» Work required
Determine how many lines in the listing below contain "Goods", then give only that number.

───── Records for this task ─────

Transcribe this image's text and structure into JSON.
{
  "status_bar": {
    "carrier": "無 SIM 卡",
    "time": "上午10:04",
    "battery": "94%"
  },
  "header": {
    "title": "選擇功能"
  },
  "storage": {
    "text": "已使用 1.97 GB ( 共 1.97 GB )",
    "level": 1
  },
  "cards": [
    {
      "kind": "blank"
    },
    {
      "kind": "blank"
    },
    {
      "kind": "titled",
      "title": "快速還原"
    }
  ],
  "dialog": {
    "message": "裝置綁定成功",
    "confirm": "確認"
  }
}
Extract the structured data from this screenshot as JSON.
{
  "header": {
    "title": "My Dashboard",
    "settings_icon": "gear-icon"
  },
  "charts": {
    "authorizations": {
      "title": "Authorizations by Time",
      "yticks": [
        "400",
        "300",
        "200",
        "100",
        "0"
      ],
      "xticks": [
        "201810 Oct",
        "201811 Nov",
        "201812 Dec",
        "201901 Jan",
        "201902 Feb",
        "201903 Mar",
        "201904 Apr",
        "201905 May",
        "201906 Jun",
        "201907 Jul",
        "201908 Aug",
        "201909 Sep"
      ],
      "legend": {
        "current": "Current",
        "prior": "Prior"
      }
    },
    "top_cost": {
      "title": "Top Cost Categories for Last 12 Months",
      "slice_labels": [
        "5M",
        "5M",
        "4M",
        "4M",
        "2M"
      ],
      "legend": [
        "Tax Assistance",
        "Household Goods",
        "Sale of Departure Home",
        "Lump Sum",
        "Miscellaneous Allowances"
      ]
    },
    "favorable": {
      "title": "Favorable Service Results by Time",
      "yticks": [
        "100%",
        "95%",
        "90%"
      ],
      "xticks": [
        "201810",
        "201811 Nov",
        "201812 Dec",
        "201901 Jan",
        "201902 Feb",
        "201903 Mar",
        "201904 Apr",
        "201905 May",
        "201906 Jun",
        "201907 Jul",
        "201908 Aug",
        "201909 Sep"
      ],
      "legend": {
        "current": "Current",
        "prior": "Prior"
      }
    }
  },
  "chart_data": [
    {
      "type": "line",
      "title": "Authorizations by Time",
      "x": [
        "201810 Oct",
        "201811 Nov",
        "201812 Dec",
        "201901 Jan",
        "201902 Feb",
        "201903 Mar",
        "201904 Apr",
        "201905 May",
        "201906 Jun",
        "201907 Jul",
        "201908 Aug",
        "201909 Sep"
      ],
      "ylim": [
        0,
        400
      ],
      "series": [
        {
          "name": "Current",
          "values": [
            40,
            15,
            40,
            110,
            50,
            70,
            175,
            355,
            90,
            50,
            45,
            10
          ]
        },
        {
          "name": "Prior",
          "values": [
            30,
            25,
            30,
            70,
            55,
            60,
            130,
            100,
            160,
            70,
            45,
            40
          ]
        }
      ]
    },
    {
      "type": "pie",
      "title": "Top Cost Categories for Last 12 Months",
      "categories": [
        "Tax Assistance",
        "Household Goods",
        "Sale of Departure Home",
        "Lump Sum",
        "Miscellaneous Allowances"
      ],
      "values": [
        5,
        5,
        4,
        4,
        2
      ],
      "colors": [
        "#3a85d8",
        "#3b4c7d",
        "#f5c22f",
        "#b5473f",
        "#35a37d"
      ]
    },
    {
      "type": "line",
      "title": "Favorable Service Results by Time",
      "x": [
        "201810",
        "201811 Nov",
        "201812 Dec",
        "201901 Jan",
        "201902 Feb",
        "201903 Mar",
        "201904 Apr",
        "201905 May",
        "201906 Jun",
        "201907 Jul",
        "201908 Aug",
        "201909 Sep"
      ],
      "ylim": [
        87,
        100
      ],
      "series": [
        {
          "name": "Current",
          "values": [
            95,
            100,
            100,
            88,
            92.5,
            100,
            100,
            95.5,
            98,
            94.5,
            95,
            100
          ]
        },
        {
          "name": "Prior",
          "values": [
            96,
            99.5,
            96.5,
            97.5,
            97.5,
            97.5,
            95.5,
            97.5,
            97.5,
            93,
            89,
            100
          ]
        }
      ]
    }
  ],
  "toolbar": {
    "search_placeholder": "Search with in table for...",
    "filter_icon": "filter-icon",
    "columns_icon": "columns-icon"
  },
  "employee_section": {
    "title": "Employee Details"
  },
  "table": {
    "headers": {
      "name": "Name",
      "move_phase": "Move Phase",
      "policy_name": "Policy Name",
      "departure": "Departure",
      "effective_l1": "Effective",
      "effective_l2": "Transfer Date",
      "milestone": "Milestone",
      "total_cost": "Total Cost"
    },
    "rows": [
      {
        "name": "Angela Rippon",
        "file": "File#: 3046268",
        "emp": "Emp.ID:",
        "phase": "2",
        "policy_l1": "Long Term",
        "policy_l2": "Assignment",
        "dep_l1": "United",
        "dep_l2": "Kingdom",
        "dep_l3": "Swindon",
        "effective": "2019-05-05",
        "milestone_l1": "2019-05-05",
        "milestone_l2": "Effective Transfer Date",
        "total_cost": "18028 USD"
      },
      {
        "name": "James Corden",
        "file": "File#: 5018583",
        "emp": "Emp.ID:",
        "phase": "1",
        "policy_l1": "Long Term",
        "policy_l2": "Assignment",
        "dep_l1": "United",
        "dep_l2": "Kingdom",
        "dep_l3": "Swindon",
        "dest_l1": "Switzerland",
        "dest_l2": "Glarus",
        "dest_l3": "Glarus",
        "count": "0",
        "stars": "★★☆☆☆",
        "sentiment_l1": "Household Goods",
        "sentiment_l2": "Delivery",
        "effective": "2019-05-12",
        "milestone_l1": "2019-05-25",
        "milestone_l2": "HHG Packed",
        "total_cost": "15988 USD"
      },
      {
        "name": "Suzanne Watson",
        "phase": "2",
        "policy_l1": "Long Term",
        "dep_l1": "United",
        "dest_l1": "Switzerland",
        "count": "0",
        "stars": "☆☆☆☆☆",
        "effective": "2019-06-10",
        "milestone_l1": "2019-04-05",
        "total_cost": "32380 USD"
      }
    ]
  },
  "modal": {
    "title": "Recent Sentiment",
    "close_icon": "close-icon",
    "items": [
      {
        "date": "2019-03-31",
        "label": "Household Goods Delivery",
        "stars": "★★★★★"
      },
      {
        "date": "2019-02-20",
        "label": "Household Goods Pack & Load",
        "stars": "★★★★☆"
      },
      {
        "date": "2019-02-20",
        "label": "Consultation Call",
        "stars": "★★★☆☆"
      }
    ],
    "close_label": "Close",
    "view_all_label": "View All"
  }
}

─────

» Exercise result
5